══ DATA TO EXAMINE
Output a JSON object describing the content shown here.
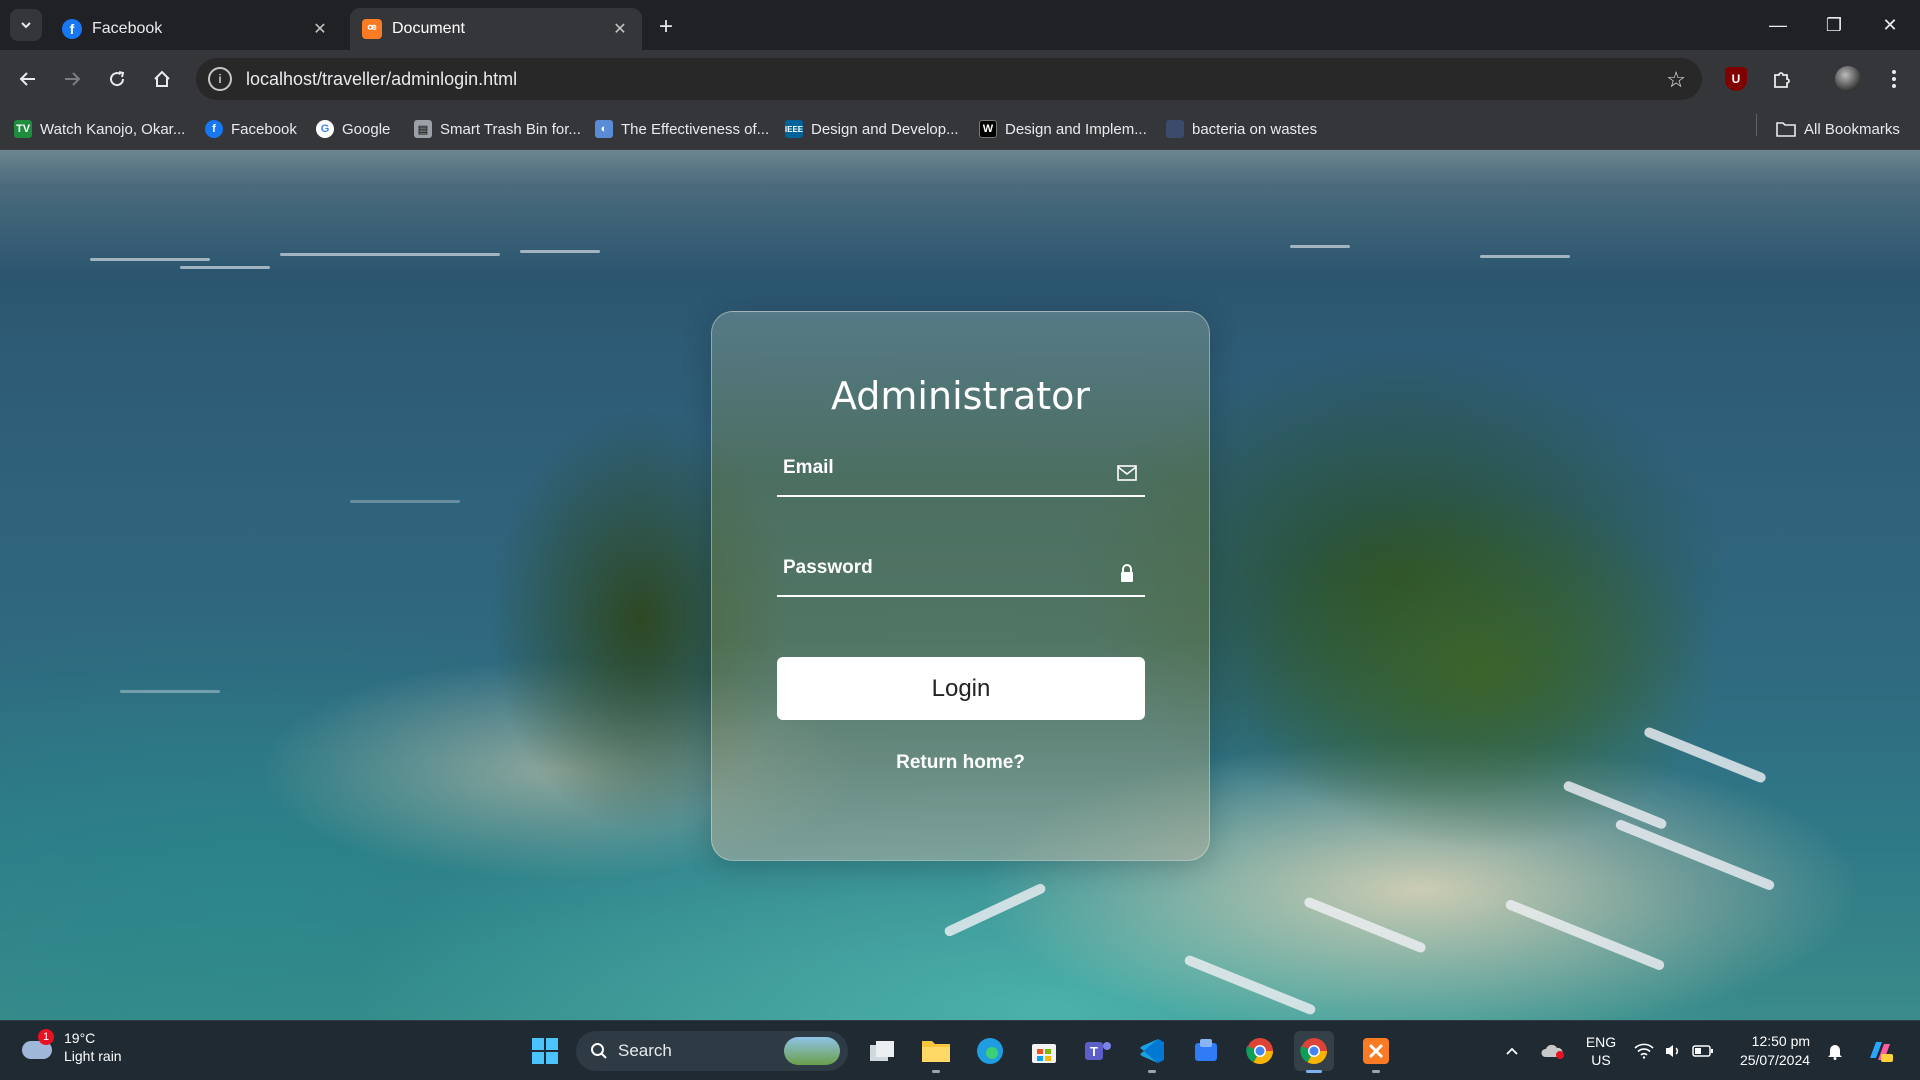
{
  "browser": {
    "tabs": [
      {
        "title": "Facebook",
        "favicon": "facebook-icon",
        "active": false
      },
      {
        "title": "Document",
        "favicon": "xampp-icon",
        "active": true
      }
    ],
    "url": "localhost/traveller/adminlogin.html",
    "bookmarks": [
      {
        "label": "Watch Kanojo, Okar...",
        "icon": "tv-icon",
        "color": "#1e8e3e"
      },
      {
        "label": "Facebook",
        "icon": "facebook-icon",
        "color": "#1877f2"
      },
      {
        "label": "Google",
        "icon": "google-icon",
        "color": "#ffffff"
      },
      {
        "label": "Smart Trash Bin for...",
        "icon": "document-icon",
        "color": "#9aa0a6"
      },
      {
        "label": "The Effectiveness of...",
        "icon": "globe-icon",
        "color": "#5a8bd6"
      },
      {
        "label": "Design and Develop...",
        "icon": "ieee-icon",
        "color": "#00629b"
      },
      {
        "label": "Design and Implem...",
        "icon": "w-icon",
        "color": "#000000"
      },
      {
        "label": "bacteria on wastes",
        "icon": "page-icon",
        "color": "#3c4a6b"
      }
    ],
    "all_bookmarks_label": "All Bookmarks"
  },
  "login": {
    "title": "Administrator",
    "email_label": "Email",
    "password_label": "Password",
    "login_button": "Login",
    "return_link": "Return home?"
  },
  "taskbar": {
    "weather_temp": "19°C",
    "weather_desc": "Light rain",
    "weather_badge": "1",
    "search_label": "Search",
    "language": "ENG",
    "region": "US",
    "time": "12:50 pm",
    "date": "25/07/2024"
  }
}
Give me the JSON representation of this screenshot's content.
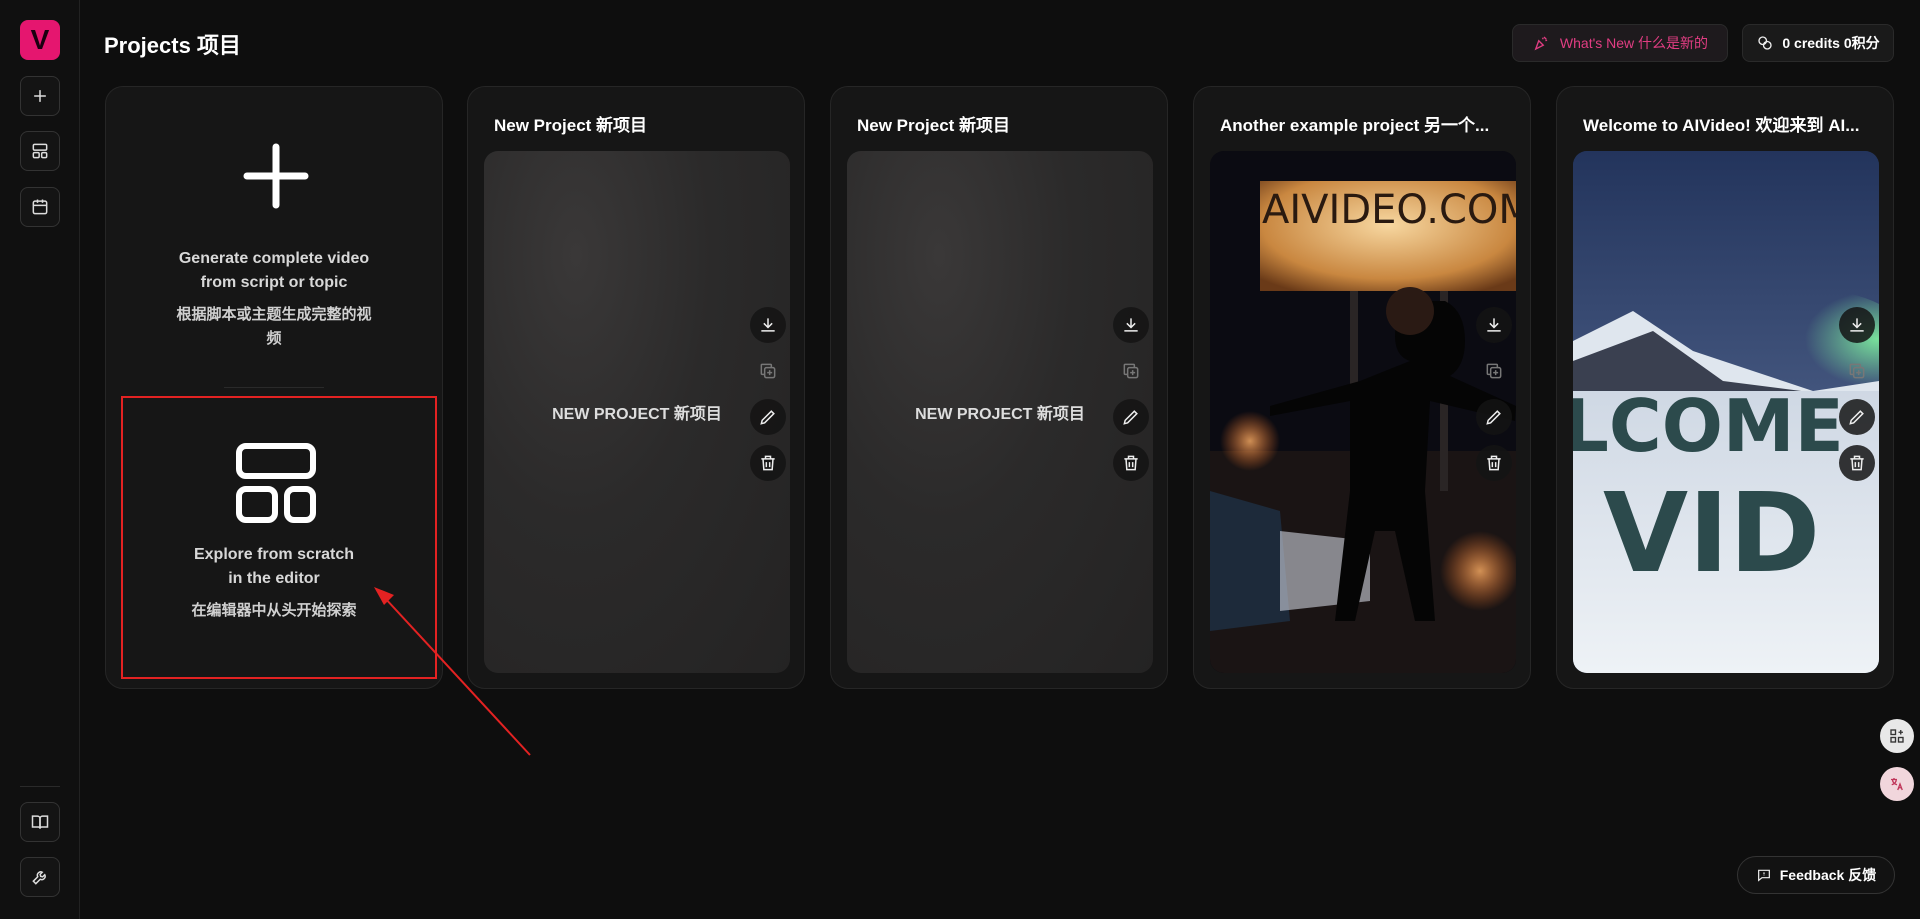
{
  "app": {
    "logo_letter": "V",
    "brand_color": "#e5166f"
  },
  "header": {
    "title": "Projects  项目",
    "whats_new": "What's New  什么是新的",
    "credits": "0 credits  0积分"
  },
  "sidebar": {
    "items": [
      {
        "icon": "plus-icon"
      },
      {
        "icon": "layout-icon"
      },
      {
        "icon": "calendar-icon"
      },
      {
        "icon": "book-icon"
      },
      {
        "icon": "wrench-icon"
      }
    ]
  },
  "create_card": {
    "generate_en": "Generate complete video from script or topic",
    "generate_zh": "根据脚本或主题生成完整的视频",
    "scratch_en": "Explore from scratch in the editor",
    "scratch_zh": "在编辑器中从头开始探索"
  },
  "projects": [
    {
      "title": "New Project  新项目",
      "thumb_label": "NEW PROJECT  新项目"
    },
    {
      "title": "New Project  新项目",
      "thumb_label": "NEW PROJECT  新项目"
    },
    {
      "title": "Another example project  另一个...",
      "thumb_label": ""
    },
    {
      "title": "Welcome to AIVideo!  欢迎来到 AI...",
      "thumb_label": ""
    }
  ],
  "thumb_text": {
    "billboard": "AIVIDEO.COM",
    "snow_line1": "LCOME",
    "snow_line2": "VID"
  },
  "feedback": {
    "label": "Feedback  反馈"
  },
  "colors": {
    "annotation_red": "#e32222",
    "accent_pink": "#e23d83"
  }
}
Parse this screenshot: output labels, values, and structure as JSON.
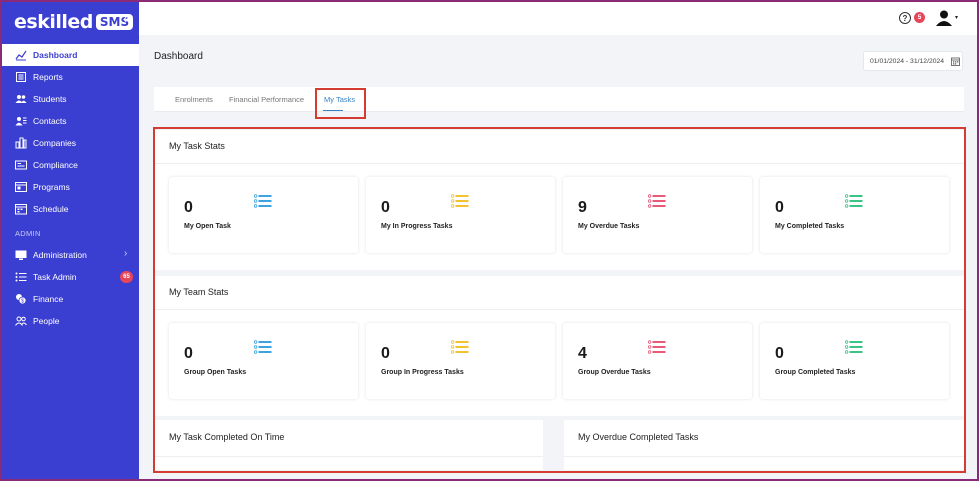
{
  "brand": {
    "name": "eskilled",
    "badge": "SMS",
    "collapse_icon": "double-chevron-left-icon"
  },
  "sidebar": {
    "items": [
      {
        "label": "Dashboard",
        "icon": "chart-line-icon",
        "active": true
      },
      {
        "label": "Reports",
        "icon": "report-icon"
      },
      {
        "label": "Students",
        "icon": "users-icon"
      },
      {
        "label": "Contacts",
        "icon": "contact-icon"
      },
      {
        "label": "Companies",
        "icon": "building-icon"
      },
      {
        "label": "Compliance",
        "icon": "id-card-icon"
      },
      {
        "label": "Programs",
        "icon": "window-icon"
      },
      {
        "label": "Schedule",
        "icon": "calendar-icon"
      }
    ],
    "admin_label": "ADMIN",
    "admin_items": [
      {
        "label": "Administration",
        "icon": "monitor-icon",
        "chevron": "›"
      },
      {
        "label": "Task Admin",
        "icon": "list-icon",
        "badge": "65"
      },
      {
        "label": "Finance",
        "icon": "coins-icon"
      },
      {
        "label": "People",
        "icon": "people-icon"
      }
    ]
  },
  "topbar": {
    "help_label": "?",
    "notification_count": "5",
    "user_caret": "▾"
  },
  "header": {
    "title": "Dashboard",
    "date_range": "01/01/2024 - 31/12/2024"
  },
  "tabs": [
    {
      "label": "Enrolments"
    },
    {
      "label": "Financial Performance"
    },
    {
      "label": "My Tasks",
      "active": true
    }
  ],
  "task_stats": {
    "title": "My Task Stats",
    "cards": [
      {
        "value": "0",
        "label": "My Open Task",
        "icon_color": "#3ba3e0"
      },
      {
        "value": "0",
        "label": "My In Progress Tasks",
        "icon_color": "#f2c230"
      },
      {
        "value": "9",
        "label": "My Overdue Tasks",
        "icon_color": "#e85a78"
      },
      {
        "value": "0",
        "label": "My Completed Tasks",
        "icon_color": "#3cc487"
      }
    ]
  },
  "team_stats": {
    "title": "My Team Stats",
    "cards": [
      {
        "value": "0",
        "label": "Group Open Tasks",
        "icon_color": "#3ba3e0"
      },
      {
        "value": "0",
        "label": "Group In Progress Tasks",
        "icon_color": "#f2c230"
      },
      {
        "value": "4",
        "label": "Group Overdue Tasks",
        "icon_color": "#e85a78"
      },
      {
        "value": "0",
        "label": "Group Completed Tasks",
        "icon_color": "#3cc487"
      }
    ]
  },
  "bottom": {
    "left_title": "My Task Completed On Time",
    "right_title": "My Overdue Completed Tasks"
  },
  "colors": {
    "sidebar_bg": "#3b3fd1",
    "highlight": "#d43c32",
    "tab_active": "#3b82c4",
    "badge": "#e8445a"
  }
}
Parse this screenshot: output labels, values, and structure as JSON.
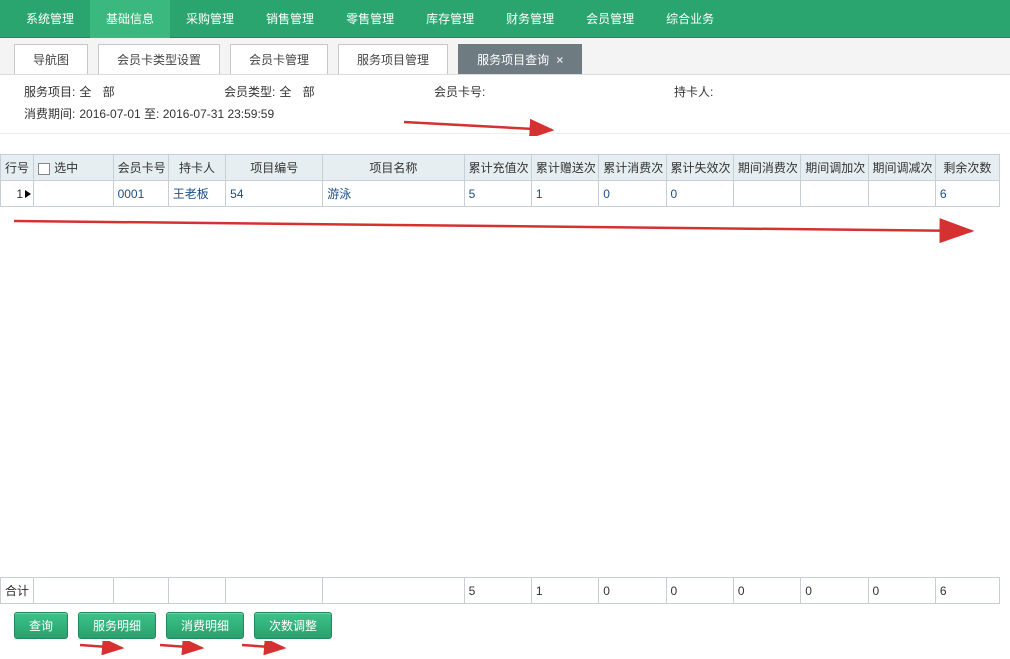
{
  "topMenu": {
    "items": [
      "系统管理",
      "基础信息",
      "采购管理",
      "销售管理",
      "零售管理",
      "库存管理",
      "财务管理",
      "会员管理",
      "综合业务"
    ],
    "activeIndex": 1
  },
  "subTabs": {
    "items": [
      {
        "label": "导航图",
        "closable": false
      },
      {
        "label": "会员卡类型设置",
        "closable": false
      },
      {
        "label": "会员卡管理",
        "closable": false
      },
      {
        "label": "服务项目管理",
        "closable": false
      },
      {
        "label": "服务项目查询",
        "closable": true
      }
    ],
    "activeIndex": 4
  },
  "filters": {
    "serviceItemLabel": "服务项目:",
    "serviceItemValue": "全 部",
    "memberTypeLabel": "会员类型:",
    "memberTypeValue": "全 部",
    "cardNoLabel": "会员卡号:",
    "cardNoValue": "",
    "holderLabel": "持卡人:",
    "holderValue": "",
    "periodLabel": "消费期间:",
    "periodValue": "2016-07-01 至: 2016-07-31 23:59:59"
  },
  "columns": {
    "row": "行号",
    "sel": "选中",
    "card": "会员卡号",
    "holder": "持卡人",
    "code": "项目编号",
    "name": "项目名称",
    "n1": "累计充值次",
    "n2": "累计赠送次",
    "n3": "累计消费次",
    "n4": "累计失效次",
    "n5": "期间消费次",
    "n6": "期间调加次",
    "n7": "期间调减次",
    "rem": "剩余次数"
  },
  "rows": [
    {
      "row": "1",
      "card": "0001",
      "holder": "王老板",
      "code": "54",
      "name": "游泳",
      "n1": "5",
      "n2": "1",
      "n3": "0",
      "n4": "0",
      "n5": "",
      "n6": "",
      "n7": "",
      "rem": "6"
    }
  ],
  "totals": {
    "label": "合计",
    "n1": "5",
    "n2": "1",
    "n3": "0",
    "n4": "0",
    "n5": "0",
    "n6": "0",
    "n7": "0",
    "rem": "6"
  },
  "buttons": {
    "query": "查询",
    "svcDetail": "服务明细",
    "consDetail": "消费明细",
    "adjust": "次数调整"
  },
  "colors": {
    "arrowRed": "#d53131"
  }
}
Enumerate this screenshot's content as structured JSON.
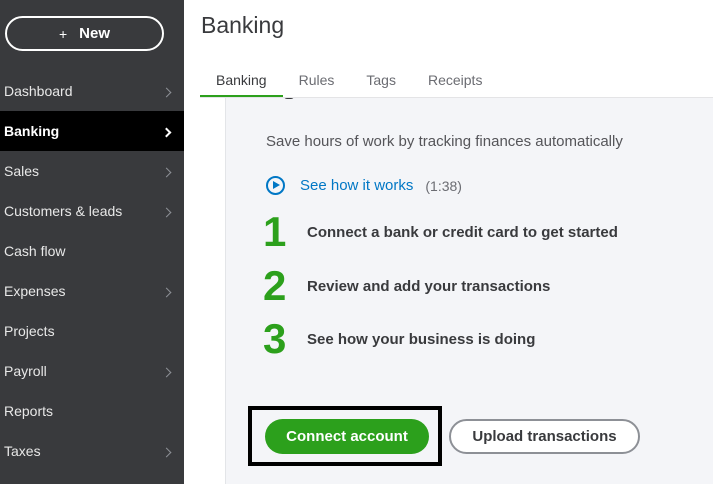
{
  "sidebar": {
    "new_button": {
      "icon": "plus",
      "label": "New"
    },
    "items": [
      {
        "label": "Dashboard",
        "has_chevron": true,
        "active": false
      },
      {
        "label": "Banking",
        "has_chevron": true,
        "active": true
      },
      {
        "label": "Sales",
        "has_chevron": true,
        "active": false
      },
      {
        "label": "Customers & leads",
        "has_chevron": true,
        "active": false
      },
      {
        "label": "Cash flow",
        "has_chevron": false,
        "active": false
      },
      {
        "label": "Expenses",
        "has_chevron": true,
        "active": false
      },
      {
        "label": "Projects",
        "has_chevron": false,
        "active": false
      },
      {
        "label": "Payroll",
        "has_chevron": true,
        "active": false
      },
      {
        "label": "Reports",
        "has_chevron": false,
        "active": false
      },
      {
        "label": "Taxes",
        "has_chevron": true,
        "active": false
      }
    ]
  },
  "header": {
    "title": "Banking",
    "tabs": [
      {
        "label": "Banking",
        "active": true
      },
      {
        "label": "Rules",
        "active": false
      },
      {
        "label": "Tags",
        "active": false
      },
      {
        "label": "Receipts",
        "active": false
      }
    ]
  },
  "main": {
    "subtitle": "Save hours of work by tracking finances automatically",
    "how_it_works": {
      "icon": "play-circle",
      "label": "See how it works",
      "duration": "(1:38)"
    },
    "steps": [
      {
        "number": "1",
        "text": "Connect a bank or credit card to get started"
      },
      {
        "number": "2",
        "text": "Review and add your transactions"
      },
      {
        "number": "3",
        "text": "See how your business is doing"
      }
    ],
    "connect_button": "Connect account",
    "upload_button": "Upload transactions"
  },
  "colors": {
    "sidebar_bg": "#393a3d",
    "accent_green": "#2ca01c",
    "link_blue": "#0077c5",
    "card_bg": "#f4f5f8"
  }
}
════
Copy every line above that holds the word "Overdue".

**SOLUTION TO THIS EXERCISE**
        "label": "My Overdue Tasks",
        "label": "Group Overdue Tasks",
    "right_title": "My Overdue Completed Tasks"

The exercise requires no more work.